(for Part 1, click here)
Our life together has never been exactly typical for our cultural and socio-economic background. In our 29 years of marriage, we have lived in twenty different domiciles, in seven different cities, in four different states, in places and situations so unique they deserved names to commemorate them: the Bea-Ch House, the Love Shack, the Treehouse, the Homestead, the Loft, The House on Mango Street, and more recently, the Cat Scat COVID Special, as well as several iterations of travel trailers and fifth wheels.
Between us, we have driven at least 30 different used cars (and no new ones),
some of which were given to us and some of which we eventually gave away to others. Honorable mentions in the vehicle category go to Pepe I and II, the Stinky ‘Vette (Che, not Cor) , the Great Pumpkin, the twins—Hector and Dorf, Man Bug, Gracie, the Brick, the Starcraft, Rooster, Madame Blueberry, the Fruit Bat, Dodger Blue, Iris, and—our most recent acquisition—our beloved Walter, on whose broad shoulders rest our hopes and dreams for the future.
There have been many years of struggle, more lean years than fat years, mostly because 1) we like to do things our own way; 2) we are opportunists, not averse to change, and sometimes not very discerning; 3) we aren’t terribly skilled at business administration; and 4) I was committed to staying home with the kids as much as I possibly could. We have run three different family businesses centered around Andy’s woodworking skills. We have traveled the country for months at a time, following a traveling woodworking show. We have worked professional church and para-church ministry jobs, which never pay much, at least financially.

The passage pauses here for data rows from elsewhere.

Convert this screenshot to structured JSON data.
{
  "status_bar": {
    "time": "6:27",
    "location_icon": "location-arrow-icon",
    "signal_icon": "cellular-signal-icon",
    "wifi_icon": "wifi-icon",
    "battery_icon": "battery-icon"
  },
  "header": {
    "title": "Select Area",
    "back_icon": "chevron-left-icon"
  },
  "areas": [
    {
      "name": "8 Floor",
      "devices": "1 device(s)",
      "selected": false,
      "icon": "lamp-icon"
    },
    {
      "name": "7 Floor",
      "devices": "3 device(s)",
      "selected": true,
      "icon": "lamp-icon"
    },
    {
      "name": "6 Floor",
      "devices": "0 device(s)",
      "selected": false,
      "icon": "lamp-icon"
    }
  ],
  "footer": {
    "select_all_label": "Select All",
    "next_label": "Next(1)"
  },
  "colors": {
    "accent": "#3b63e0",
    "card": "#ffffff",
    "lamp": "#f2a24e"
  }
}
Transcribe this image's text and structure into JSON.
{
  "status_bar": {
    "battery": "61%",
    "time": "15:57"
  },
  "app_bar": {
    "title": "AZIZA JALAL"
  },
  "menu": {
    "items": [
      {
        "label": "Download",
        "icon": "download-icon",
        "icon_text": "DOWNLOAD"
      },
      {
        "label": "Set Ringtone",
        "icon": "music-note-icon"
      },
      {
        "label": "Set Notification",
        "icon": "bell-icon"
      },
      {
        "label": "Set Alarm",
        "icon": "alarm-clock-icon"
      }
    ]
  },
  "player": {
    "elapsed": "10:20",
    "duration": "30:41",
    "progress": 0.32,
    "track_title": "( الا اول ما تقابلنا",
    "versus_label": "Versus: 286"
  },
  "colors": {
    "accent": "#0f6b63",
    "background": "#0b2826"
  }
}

Through all this, we scrimped and struggled at every turn, always seeking out ways to make poverty (at least lower middle class American-style poverty) feel fun and exciting. Some of my kids’ favorite dishes—most born from my own lack of grocery funds—were made more exciting with names like Glop, Chad Potatoes, Ugly Muffins, Steamin’ Hot Love, Moozies, Banana Dogs, and Snow Cream. One of the best days of the year when they were little was the bi-annual arrival of the big cardboard boxes of used clothing I purchased on eBay; the kids couldn’t wait to see their “new” cold weather or warm weather wardrobe. Couch cushions and car floor mats were lifted regularly to find mad money for things like Rainbow Hunts and cheap dates. Multiple garage sales were marvelous examples of God’s provision. Our family activities rarely came with admission fees—hikes, picnics, and afternoons at the river or sledding hills were far more common for us than movies, bowling alleys, skating rinks, or amusement parks. Our favorite Christmas trees—especially when our kids were teens—were ugly Charlie Brown trees, scraggly young Ponderosa Pines harvested from our own backyard.
Frugal-made-fun has been our running theme for most of our 29 years. Why? Because we were weird, I guess (and also a little stupid at times). Because we had our own way of defining the American Dream.
(for Part 4, click here)